Brian DeLay’s War of a Thousand Deserts: Indian Raids and the U.S.-Mexican War (Yale University: New Haven and London. 2008. Pp. xxi, 473) fascinates me in ways very similar to the work of Anne F. Hyde, Kathleen DuVal and Daniel K. Richter. Each of these historians has taken a topic we thought we knew – Indian-European relations in the North American west in the 18th and 19th centuries – and turned it on its ear by offering a thorough reexamination from a perspective not hitherto explored, thus adding invaluably to our more accurate understanding of the complicated relationships between the peoples of the west. Native peoples were as varied and unique in their cultures and interactions as the Spanish, French, Mexican, British and American peoples were in theirs, if not more so, and these historians do not allow us to neglect or ignore those differences. Thank goodness.
Like DuVal, Hyde and Richter, DeLay upends our perspective. He effectively argues that the plains Indians’ raids and violence in Mexico directly contributed to the weakening of Mexico, emboldening the U.S. to embark upon, and win, the U.S.-Mexican War, resulting in Mexico’s significant loss of territory to the U.S. and, ultimately, American success in relegating those raiding Indian people to impoverished reservations. It is the law of unintended consequences writ large.

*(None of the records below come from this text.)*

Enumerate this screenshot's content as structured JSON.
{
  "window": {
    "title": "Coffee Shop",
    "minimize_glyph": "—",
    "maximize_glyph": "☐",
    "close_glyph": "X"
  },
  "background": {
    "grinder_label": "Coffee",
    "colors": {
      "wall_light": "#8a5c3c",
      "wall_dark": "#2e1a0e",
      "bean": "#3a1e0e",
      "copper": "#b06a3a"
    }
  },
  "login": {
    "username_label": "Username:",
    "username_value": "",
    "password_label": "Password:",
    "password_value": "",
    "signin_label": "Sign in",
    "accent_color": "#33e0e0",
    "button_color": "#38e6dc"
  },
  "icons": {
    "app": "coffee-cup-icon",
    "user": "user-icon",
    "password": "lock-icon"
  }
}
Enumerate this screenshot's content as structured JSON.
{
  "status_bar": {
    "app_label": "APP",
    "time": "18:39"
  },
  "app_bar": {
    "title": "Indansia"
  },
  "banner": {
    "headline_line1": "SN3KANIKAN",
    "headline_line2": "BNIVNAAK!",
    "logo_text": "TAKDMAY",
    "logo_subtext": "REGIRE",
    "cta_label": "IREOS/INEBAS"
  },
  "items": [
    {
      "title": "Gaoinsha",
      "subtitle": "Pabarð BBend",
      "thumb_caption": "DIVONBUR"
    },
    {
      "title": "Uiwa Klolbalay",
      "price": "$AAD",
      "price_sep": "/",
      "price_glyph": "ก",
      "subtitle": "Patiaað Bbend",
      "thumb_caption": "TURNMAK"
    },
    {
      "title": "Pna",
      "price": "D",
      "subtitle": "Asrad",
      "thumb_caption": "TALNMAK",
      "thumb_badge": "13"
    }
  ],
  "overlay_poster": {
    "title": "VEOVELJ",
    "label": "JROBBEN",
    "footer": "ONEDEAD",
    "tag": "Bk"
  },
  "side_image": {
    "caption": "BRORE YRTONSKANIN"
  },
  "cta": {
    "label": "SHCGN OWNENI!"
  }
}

In a manner reminiscent of Patricia Nelson Limerick, DeLay focuses on place over process, honing in on the northern Mexican states where the bulk of Indian raids occurred in the 1830s and 1840s. He carefully examines the intricate trade relationships that each state independently developed and maintained with different native peoples, the relationships those peoples had with each other and the bonds of fictive kinship that were regularly established, and the many challenges that northern Mexican states faced as the result of Mexican federalism and inadequate response from Mexico City. DeLay shows us the ill-fated hands these small Mexican communities were dealt, the often understandable solutions they developed, and the unforeseen consequences that often resulted in making the Mexicans’ plights worse instead of better.
A recurrent theme in DeLay’s narrative is the utter lack of concern or attention of the Mexican central government for the violence and destruction regularly visited upon its northernmost citizens. I cannot help but contrast Mexico’s inept, virtually non-existent management of its frontier with that of the U.S. Mexico’s northern states repeatedly sought the help and support of their central government, which could not be bothered to care until the situation had so deteriorated that Indian raids reached states as far south as San Luis Potosi and Zacatecas. Yet, even then, the Mexican government was ineffectual, lacking funds and the cohesion of its northern states, which were not always interested in, and could not be compelled to cooperate with, the central government’s strategic efforts to engage in diplomacy with the raiders. Western U.S. states and settlers had their own difficult times with the natives, but the American government was considerably more attentive to its frontiers than Mexico City, devoting resources and military support as it could to the region.